**Exercise material**
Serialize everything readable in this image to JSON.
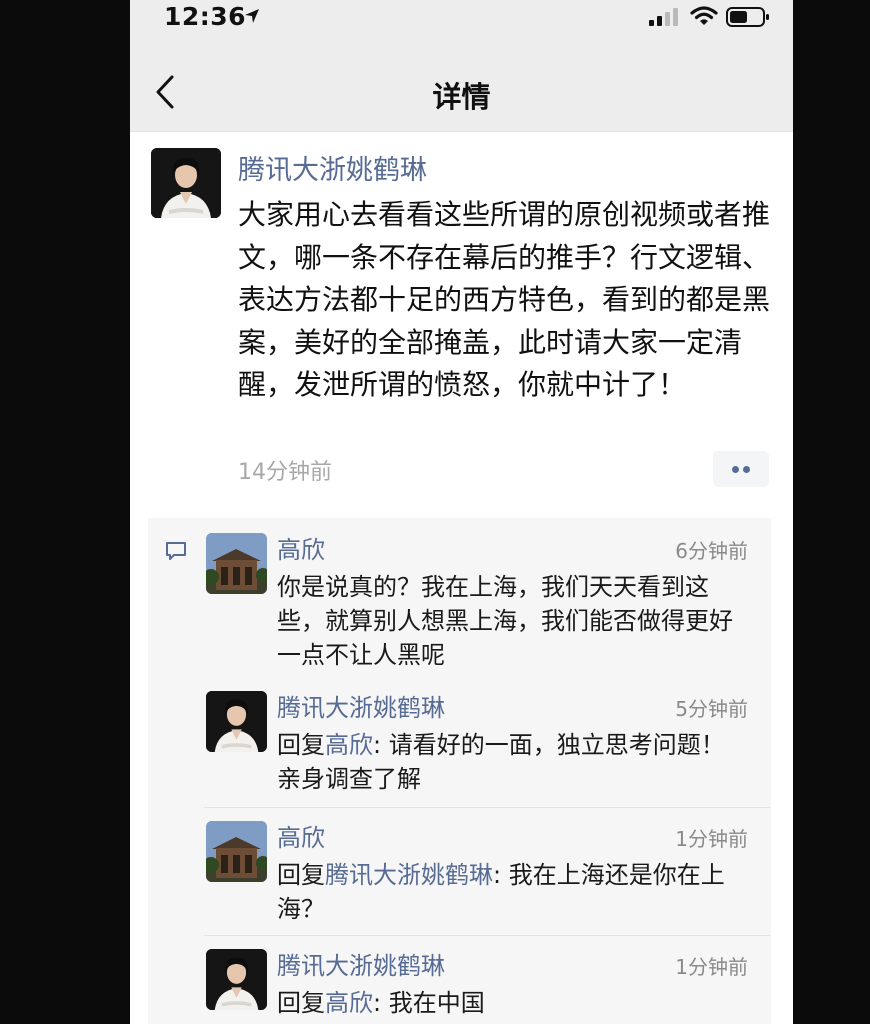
{
  "status_bar": {
    "time": "12:36"
  },
  "nav": {
    "title": "详情"
  },
  "post": {
    "author": "腾讯大浙姚鹤琳",
    "body": "大家用心去看看这些所谓的原创视频或者推文，哪一条不存在幕后的推手？行文逻辑、表达方法都十足的西方特色，看到的都是黑案，美好的全部掩盖，此时请大家一定清醒，发泄所谓的愤怒，你就中计了！",
    "time": "14分钟前"
  },
  "comments": [
    {
      "name": "高欣",
      "time": "6分钟前",
      "reply_prefix": "",
      "reply_to": "",
      "reply_sep": "",
      "text": "你是说真的？我在上海，我们天天看到这些，就算别人想黑上海，我们能否做得更好一点不让人黑呢"
    },
    {
      "name": "腾讯大浙姚鹤琳",
      "time": "5分钟前",
      "reply_prefix": "回复",
      "reply_to": "高欣",
      "reply_sep": ": ",
      "text": "请看好的一面，独立思考问题！亲身调查了解"
    },
    {
      "name": "高欣",
      "time": "1分钟前",
      "reply_prefix": "回复",
      "reply_to": "腾讯大浙姚鹤琳",
      "reply_sep": ": ",
      "text": "我在上海还是你在上海？"
    },
    {
      "name": "腾讯大浙姚鹤琳",
      "time": "1分钟前",
      "reply_prefix": "回复",
      "reply_to": "高欣",
      "reply_sep": ": ",
      "text": "我在中国"
    }
  ],
  "colors": {
    "link_blue": "#576b95",
    "nav_background": "#ededed",
    "comment_background": "#f6f6f6"
  },
  "icons": {
    "back": "chevron-left-icon",
    "location": "location-arrow-icon",
    "signal": "cellular-signal-icon",
    "wifi": "wifi-icon",
    "battery": "battery-icon",
    "comment": "comment-bubble-icon",
    "more": "more-dots-icon"
  }
}
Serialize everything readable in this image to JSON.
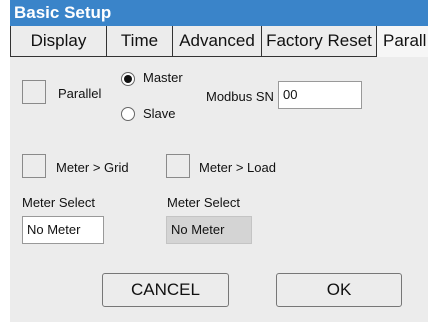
{
  "window": {
    "title": "Basic Setup"
  },
  "tabs": [
    {
      "label": "Display"
    },
    {
      "label": "Time"
    },
    {
      "label": "Advanced"
    },
    {
      "label": "Factory Reset"
    },
    {
      "label": "Parall"
    }
  ],
  "parallel": {
    "checkbox_label": "Parallel",
    "master_label": "Master",
    "slave_label": "Slave",
    "selected_role": "Master"
  },
  "modbus": {
    "label": "Modbus SN",
    "value": "00"
  },
  "meter_grid": {
    "checkbox_label": "Meter > Grid",
    "select_label": "Meter Select",
    "select_value": "No Meter"
  },
  "meter_load": {
    "checkbox_label": "Meter > Load",
    "select_label": "Meter Select",
    "select_value": "No Meter"
  },
  "buttons": {
    "cancel": "CANCEL",
    "ok": "OK"
  }
}
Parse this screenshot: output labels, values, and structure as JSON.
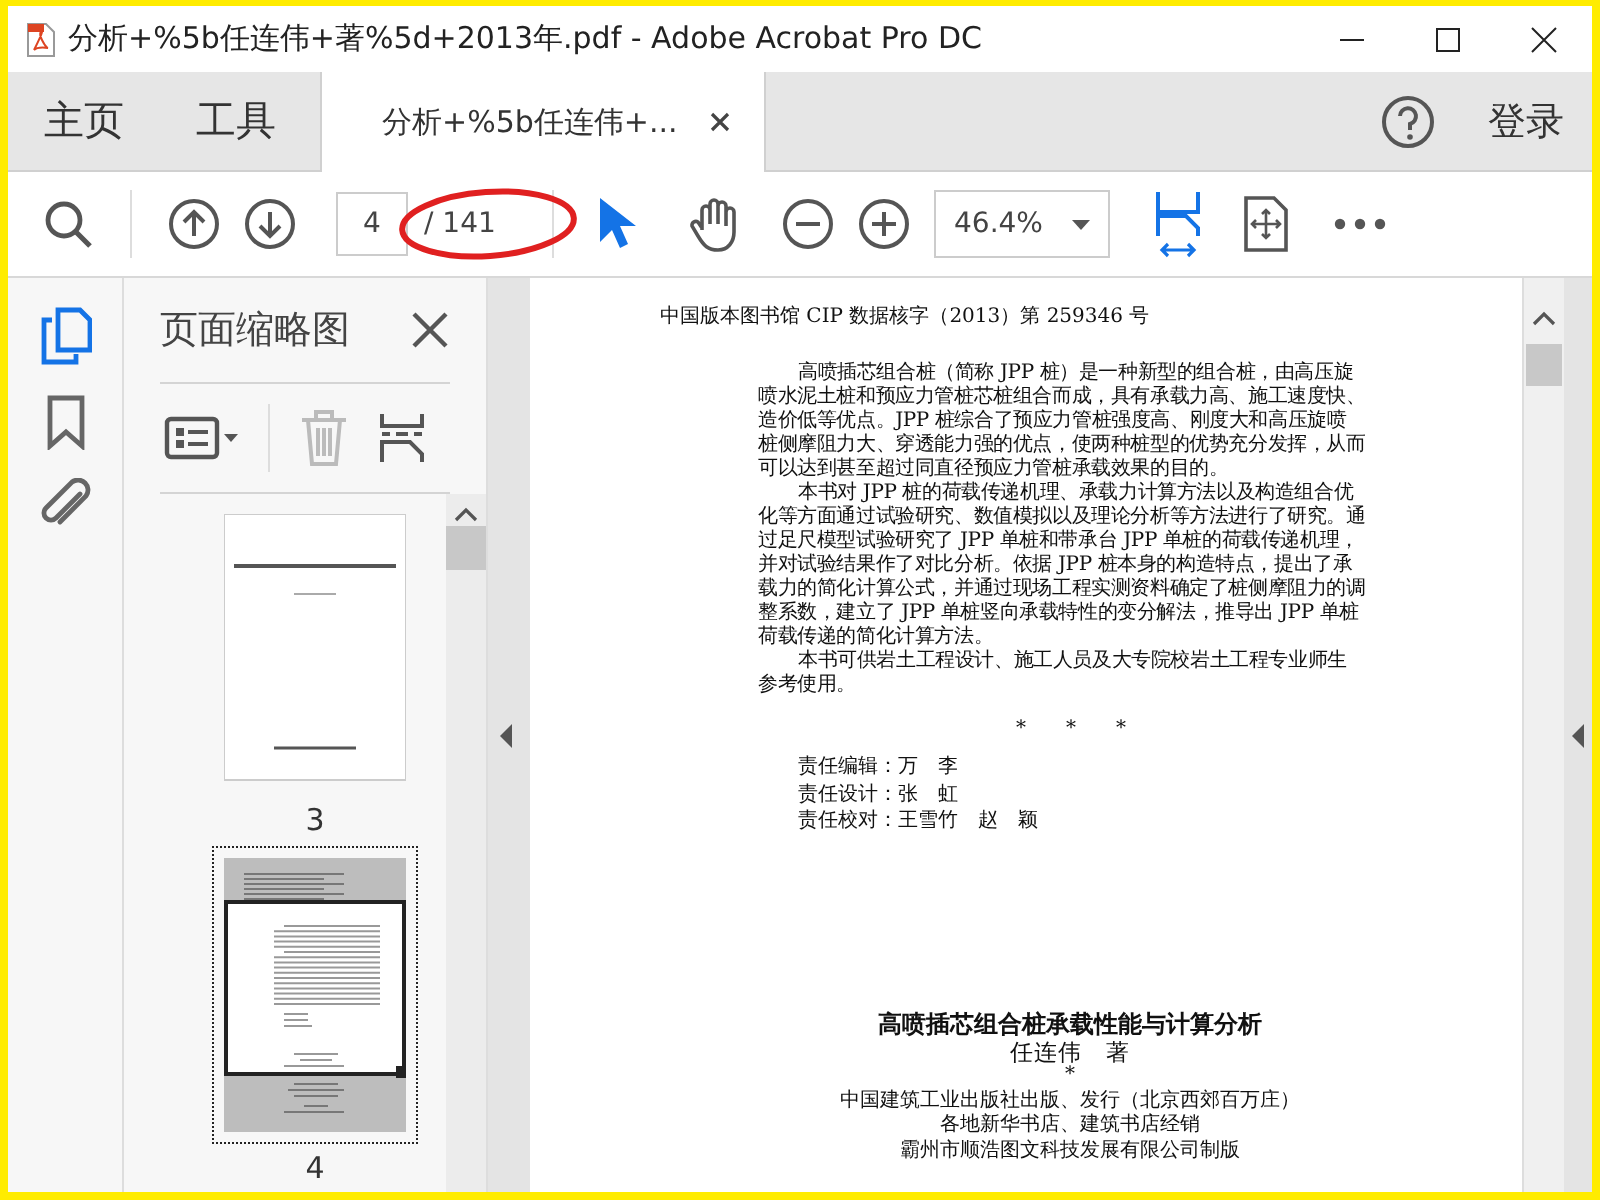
{
  "window": {
    "title": "分析+%5b任连伟+著%5d+2013年.pdf - Adobe Acrobat Pro DC"
  },
  "tabs": [
    {
      "label": "主页",
      "kind": "nav",
      "selected": false
    },
    {
      "label": "工具",
      "kind": "nav",
      "selected": false
    },
    {
      "label": "分析+%5b任连伟+...",
      "kind": "document",
      "selected": true
    }
  ],
  "sign_in": "登录",
  "toolbar": {
    "page_number": "4",
    "page_total": "/ 141",
    "zoom": "46.4%",
    "tools": [
      {
        "kind": "select",
        "selected": true
      },
      {
        "kind": "hand",
        "selected": false
      }
    ]
  },
  "rail": [
    {
      "kind": "pages",
      "selected": true
    },
    {
      "kind": "bookmarks",
      "selected": false
    },
    {
      "kind": "attachments",
      "selected": false
    }
  ],
  "panel": {
    "title": "页面缩略图",
    "delete_disabled": true,
    "thumbnails": [
      {
        "label": "3",
        "kind": "cover",
        "selected": false
      },
      {
        "label": "4",
        "kind": "text",
        "selected": true
      }
    ]
  },
  "document": {
    "cip_line": "中国版本图书馆 CIP 数据核字（2013）第 259346 号",
    "paragraphs": [
      "高喷插芯组合桩（简称 JPP 桩）是一种新型的组合桩，由高压旋喷水泥土桩和预应力管桩芯桩组合而成，具有承载力高、施工速度快、造价低等优点。JPP 桩综合了预应力管桩强度高、刚度大和高压旋喷桩侧摩阻力大、穿透能力强的优点，使两种桩型的优势充分发挥，从而可以达到甚至超过同直径预应力管桩承载效果的目的。",
      "本书对 JPP 桩的荷载传递机理、承载力计算方法以及构造组合优化等方面通过试验研究、数值模拟以及理论分析等方法进行了研究。通过足尺模型试验研究了 JPP 单桩和带承台 JPP 单桩的荷载传递机理，并对试验结果作了对比分析。依据 JPP 桩本身的构造特点，提出了承载力的简化计算公式，并通过现场工程实测资料确定了桩侧摩阻力的调整系数，建立了 JPP 单桩竖向承载特性的变分解法，推导出 JPP 单桩荷载传递的简化计算方法。",
      "本书可供岩土工程设计、施工人员及大专院校岩土工程专业师生参考使用。"
    ],
    "separator": "*　　*　　*",
    "credits": [
      "责任编辑：万　李",
      "责任设计：张　虹",
      "责任校对：王雪竹　赵　颖"
    ],
    "book_title": "高喷插芯组合桩承载性能与计算分析",
    "author": "任连伟　著",
    "mark": "*",
    "imprint": [
      "中国建筑工业出版社出版、发行（北京西郊百万庄）",
      "各地新华书店、建筑书店经销",
      "霸州市顺浩图文科技发展有限公司制版"
    ]
  }
}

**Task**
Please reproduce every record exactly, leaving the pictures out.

**Task response**
Serialize everything readable in this image to JSON.
{
  "status_bar": {
    "time": "12:36"
  },
  "nav": {
    "title": "详情"
  },
  "post": {
    "author": "腾讯大浙姚鹤琳",
    "body": "大家用心去看看这些所谓的原创视频或者推文，哪一条不存在幕后的推手？行文逻辑、表达方法都十足的西方特色，看到的都是黑案，美好的全部掩盖，此时请大家一定清醒，发泄所谓的愤怒，你就中计了！",
    "time": "14分钟前"
  },
  "comments": [
    {
      "name": "高欣",
      "time": "6分钟前",
      "reply_prefix": "",
      "reply_to": "",
      "reply_sep": "",
      "text": "你是说真的？我在上海，我们天天看到这些，就算别人想黑上海，我们能否做得更好一点不让人黑呢"
    },
    {
      "name": "腾讯大浙姚鹤琳",
      "time": "5分钟前",
      "reply_prefix": "回复",
      "reply_to": "高欣",
      "reply_sep": ": ",
      "text": "请看好的一面，独立思考问题！亲身调查了解"
    },
    {
      "name": "高欣",
      "time": "1分钟前",
      "reply_prefix": "回复",
      "reply_to": "腾讯大浙姚鹤琳",
      "reply_sep": ": ",
      "text": "我在上海还是你在上海？"
    },
    {
      "name": "腾讯大浙姚鹤琳",
      "time": "1分钟前",
      "reply_prefix": "回复",
      "reply_to": "高欣",
      "reply_sep": ": ",
      "text": "我在中国"
    }
  ],
  "colors": {
    "link_blue": "#576b95",
    "nav_background": "#ededed",
    "comment_background": "#f6f6f6"
  },
  "icons": {
    "back": "chevron-left-icon",
    "location": "location-arrow-icon",
    "signal": "cellular-signal-icon",
    "wifi": "wifi-icon",
    "battery": "battery-icon",
    "comment": "comment-bubble-icon",
    "more": "more-dots-icon"
  }
}
Serialize everything readable in this image to JSON.
{
  "window": {
    "title": "Basic Setup"
  },
  "tabs": [
    {
      "label": "Display"
    },
    {
      "label": "Time"
    },
    {
      "label": "Advanced"
    },
    {
      "label": "Factory Reset"
    },
    {
      "label": "Parall"
    }
  ],
  "parallel": {
    "checkbox_label": "Parallel",
    "master_label": "Master",
    "slave_label": "Slave",
    "selected_role": "Master"
  },
  "modbus": {
    "label": "Modbus SN",
    "value": "00"
  },
  "meter_grid": {
    "checkbox_label": "Meter > Grid",
    "select_label": "Meter Select",
    "select_value": "No Meter"
  },
  "meter_load": {
    "checkbox_label": "Meter > Load",
    "select_label": "Meter Select",
    "select_value": "No Meter"
  },
  "buttons": {
    "cancel": "CANCEL",
    "ok": "OK"
  }
}
Parse this screenshot: output labels, values, and structure as JSON.
{
  "window": {
    "title": "分析+%5b任连伟+著%5d+2013年.pdf - Adobe Acrobat Pro DC"
  },
  "tabs": [
    {
      "label": "主页",
      "kind": "nav",
      "selected": false
    },
    {
      "label": "工具",
      "kind": "nav",
      "selected": false
    },
    {
      "label": "分析+%5b任连伟+...",
      "kind": "document",
      "selected": true
    }
  ],
  "sign_in": "登录",
  "toolbar": {
    "page_number": "4",
    "page_total": "/ 141",
    "zoom": "46.4%",
    "tools": [
      {
        "kind": "select",
        "selected": true
      },
      {
        "kind": "hand",
        "selected": false
      }
    ]
  },
  "rail": [
    {
      "kind": "pages",
      "selected": true
    },
    {
      "kind": "bookmarks",
      "selected": false
    },
    {
      "kind": "attachments",
      "selected": false
    }
  ],
  "panel": {
    "title": "页面缩略图",
    "delete_disabled": true,
    "thumbnails": [
      {
        "label": "3",
        "kind": "cover",
        "selected": false
      },
      {
        "label": "4",
        "kind": "text",
        "selected": true
      }
    ]
  },
  "document": {
    "cip_line": "中国版本图书馆 CIP 数据核字（2013）第 259346 号",
    "paragraphs": [
      "高喷插芯组合桩（简称 JPP 桩）是一种新型的组合桩，由高压旋喷水泥土桩和预应力管桩芯桩组合而成，具有承载力高、施工速度快、造价低等优点。JPP 桩综合了预应力管桩强度高、刚度大和高压旋喷桩侧摩阻力大、穿透能力强的优点，使两种桩型的优势充分发挥，从而可以达到甚至超过同直径预应力管桩承载效果的目的。",
      "本书对 JPP 桩的荷载传递机理、承载力计算方法以及构造组合优化等方面通过试验研究、数值模拟以及理论分析等方法进行了研究。通过足尺模型试验研究了 JPP 单桩和带承台 JPP 单桩的荷载传递机理，并对试验结果作了对比分析。依据 JPP 桩本身的构造特点，提出了承载力的简化计算公式，并通过现场工程实测资料确定了桩侧摩阻力的调整系数，建立了 JPP 单桩竖向承载特性的变分解法，推导出 JPP 单桩荷载传递的简化计算方法。",
      "本书可供岩土工程设计、施工人员及大专院校岩土工程专业师生参考使用。"
    ],
    "separator": "*　　*　　*",
    "credits": [
      "责任编辑：万　李",
      "责任设计：张　虹",
      "责任校对：王雪竹　赵　颖"
    ],
    "book_title": "高喷插芯组合桩承载性能与计算分析",
    "author": "任连伟　著",
    "mark": "*",
    "imprint": [
      "中国建筑工业出版社出版、发行（北京西郊百万庄）",
      "各地新华书店、建筑书店经销",
      "霸州市顺浩图文科技发展有限公司制版"
    ]
  }
}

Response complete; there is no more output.